I wanted to deal with some of the uniquely weird stuff that happens after you write a book, and how different it is than what one might (okay, than what I might) imagine: the book signings nobody shows up for, the insanity that is a book tour, the way critics won't touch you with a ten-foot pole if you've got naked lady-parts on your cover...or the way they'll take what you assumed was the least momentous part of your book and try to spin it into some grand political statement you were making. It was fun and very cathartic to write those sections of the book, and there was a lot that got left on the proverbial cutting-room floor, because it was a lot more interesting to me than to anyone else.
I also wanted to talk about the way children look for evidence of their parents' histories and give Joy a very tangible (and hopefully funny) source of information about who her mother was in her prior life as she tries to forge her own identity outside of her mother's shadow.
Q: You play with so many interesting themes in this novel, ranging from the importance of appearances, to the revised, more modern definition of family, to the tragedy of loss and the loss of innocence. What do you most hope that readers will take away from reading CERTAIN GIRLS?

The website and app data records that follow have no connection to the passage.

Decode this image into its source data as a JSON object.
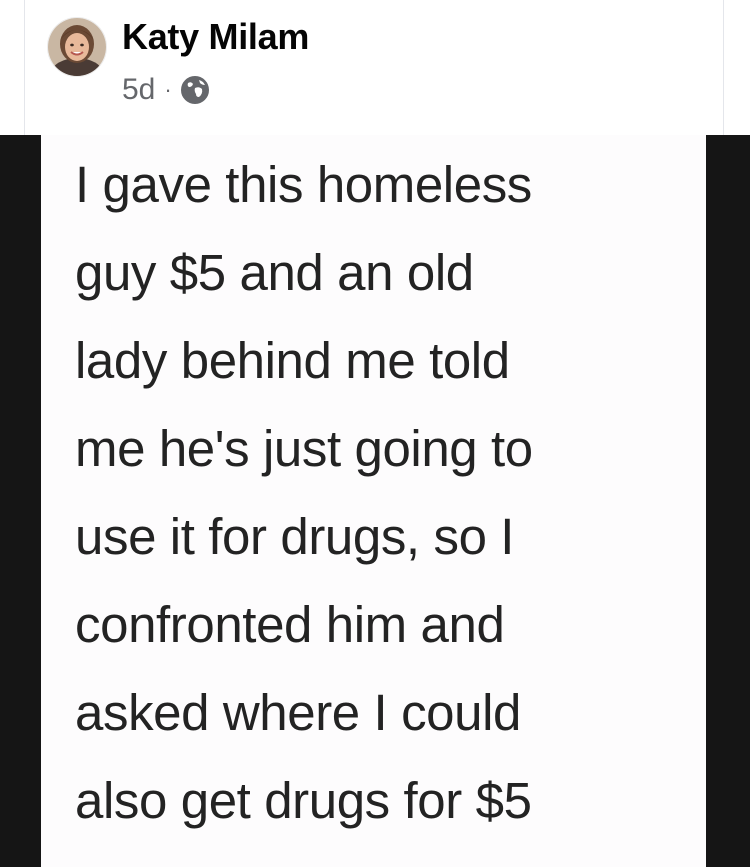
{
  "post": {
    "author": "Katy Milam",
    "timestamp": "5d",
    "separator": "·",
    "audience_icon": "globe-icon"
  },
  "meme": {
    "lines": [
      "I gave this homeless",
      "guy $5 and an old",
      "lady behind me told",
      "me he's just going to",
      "use it for drugs, so I",
      "confronted him and",
      "asked where I could",
      "also get drugs for $5"
    ]
  },
  "colors": {
    "author_text": "#050505",
    "meta_text": "#65676b",
    "meme_background": "#fdfcfd",
    "meme_text": "#232323",
    "letterbox": "#151515"
  }
}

JW: First and foremost, I hope they'll come away feeling satisfied by the time they've spent with my story --- like they've gotten to know the characters and, of course, like they enjoyed themselves. I really don't set out to write "message" books, but I would hope that readers would come away from the book the way guests might come away from Joy's bat mitzvah speech, with a sense that you can lean on your loved ones and get through whatever life sends your way.